# Work to complete
Exact copy, no pictures: repeat the data that follows.

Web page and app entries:
-=-=-

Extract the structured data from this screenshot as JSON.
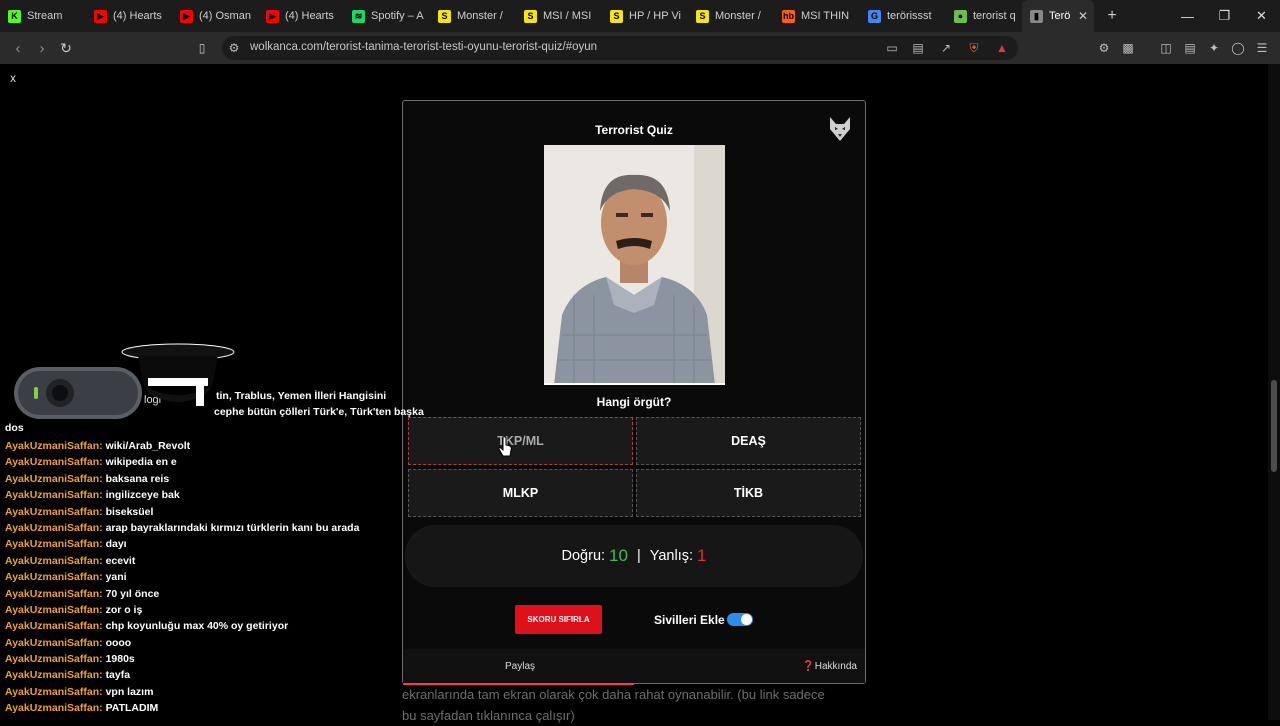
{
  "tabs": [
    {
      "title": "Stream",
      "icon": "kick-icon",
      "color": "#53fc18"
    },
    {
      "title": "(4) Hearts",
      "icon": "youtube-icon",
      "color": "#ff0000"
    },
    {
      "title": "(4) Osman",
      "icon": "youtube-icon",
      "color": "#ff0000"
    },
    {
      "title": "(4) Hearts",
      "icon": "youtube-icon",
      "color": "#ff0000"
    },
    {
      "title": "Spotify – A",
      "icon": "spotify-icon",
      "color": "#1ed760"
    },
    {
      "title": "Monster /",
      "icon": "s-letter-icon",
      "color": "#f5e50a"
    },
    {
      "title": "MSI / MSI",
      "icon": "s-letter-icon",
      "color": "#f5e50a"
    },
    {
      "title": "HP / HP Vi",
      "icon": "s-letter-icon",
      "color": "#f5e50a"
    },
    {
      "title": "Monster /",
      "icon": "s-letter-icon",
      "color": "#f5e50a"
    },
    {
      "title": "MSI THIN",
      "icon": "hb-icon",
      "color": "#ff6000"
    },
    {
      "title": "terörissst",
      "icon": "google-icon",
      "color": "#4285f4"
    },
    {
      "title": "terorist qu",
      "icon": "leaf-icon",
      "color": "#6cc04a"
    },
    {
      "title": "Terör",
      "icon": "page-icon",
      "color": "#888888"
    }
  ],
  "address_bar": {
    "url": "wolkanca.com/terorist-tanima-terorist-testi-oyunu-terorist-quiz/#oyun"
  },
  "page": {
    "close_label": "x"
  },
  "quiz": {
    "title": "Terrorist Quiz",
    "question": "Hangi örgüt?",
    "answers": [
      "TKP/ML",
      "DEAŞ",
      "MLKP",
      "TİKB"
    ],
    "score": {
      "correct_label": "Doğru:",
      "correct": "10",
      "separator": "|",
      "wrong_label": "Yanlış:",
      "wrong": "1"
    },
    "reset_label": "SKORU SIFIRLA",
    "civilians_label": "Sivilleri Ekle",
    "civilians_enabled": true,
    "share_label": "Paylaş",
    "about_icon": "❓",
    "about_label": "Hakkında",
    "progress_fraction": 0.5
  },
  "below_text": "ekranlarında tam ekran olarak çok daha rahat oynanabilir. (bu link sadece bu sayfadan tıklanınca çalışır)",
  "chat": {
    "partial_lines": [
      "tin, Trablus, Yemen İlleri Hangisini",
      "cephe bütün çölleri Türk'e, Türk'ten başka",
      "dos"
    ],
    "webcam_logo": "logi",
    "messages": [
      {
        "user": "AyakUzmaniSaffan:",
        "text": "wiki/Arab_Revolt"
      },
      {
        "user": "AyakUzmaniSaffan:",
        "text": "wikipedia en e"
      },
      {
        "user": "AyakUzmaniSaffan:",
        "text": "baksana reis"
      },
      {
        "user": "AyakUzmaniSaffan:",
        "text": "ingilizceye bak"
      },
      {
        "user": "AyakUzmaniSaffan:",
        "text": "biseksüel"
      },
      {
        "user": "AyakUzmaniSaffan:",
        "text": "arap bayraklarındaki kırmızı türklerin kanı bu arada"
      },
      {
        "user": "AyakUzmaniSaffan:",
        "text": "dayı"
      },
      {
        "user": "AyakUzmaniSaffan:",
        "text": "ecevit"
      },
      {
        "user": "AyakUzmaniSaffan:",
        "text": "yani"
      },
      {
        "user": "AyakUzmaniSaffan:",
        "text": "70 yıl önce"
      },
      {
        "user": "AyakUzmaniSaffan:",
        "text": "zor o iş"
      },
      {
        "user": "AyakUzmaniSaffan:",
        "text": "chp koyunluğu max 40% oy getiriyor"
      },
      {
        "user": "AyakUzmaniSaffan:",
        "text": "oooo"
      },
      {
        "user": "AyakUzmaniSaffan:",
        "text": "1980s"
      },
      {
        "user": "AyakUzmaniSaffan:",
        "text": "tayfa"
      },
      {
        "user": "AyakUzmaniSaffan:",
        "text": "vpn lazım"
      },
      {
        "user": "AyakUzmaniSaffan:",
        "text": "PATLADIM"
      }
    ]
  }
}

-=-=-

# Solution
Extract the structured data from this screenshot as JSON.
{
  "tabs": [
    {
      "title": "Stream",
      "icon": "kick-icon",
      "color": "#53fc18"
    },
    {
      "title": "(4) Hearts",
      "icon": "youtube-icon",
      "color": "#ff0000"
    },
    {
      "title": "(4) Osman",
      "icon": "youtube-icon",
      "color": "#ff0000"
    },
    {
      "title": "(4) Hearts",
      "icon": "youtube-icon",
      "color": "#ff0000"
    },
    {
      "title": "Spotify – A",
      "icon": "spotify-icon",
      "color": "#1ed760"
    },
    {
      "title": "Monster /",
      "icon": "s-letter-icon",
      "color": "#f5e50a"
    },
    {
      "title": "MSI / MSI",
      "icon": "s-letter-icon",
      "color": "#f5e50a"
    },
    {
      "title": "HP / HP Vi",
      "icon": "s-letter-icon",
      "color": "#f5e50a"
    },
    {
      "title": "Monster /",
      "icon": "s-letter-icon",
      "color": "#f5e50a"
    },
    {
      "title": "MSI THIN",
      "icon": "hb-icon",
      "color": "#ff6000"
    },
    {
      "title": "terörissst",
      "icon": "google-icon",
      "color": "#4285f4"
    },
    {
      "title": "terorist qu",
      "icon": "leaf-icon",
      "color": "#6cc04a"
    },
    {
      "title": "Terör",
      "icon": "page-icon",
      "color": "#888888"
    }
  ],
  "address_bar": {
    "url": "wolkanca.com/terorist-tanima-terorist-testi-oyunu-terorist-quiz/#oyun"
  },
  "page": {
    "close_label": "x"
  },
  "quiz": {
    "title": "Terrorist Quiz",
    "question": "Hangi örgüt?",
    "answers": [
      "TKP/ML",
      "DEAŞ",
      "MLKP",
      "TİKB"
    ],
    "score": {
      "correct_label": "Doğru:",
      "correct": "10",
      "separator": "|",
      "wrong_label": "Yanlış:",
      "wrong": "1"
    },
    "reset_label": "SKORU SIFIRLA",
    "civilians_label": "Sivilleri Ekle",
    "civilians_enabled": true,
    "share_label": "Paylaş",
    "about_icon": "❓",
    "about_label": "Hakkında",
    "progress_fraction": 0.5
  },
  "below_text": "ekranlarında tam ekran olarak çok daha rahat oynanabilir. (bu link sadece bu sayfadan tıklanınca çalışır)",
  "chat": {
    "partial_lines": [
      "tin, Trablus, Yemen İlleri Hangisini",
      "cephe bütün çölleri Türk'e, Türk'ten başka",
      "dos"
    ],
    "webcam_logo": "logi",
    "messages": [
      {
        "user": "AyakUzmaniSaffan:",
        "text": "wiki/Arab_Revolt"
      },
      {
        "user": "AyakUzmaniSaffan:",
        "text": "wikipedia en e"
      },
      {
        "user": "AyakUzmaniSaffan:",
        "text": "baksana reis"
      },
      {
        "user": "AyakUzmaniSaffan:",
        "text": "ingilizceye bak"
      },
      {
        "user": "AyakUzmaniSaffan:",
        "text": "biseksüel"
      },
      {
        "user": "AyakUzmaniSaffan:",
        "text": "arap bayraklarındaki kırmızı türklerin kanı bu arada"
      },
      {
        "user": "AyakUzmaniSaffan:",
        "text": "dayı"
      },
      {
        "user": "AyakUzmaniSaffan:",
        "text": "ecevit"
      },
      {
        "user": "AyakUzmaniSaffan:",
        "text": "yani"
      },
      {
        "user": "AyakUzmaniSaffan:",
        "text": "70 yıl önce"
      },
      {
        "user": "AyakUzmaniSaffan:",
        "text": "zor o iş"
      },
      {
        "user": "AyakUzmaniSaffan:",
        "text": "chp koyunluğu max 40% oy getiriyor"
      },
      {
        "user": "AyakUzmaniSaffan:",
        "text": "oooo"
      },
      {
        "user": "AyakUzmaniSaffan:",
        "text": "1980s"
      },
      {
        "user": "AyakUzmaniSaffan:",
        "text": "tayfa"
      },
      {
        "user": "AyakUzmaniSaffan:",
        "text": "vpn lazım"
      },
      {
        "user": "AyakUzmaniSaffan:",
        "text": "PATLADIM"
      }
    ]
  }
}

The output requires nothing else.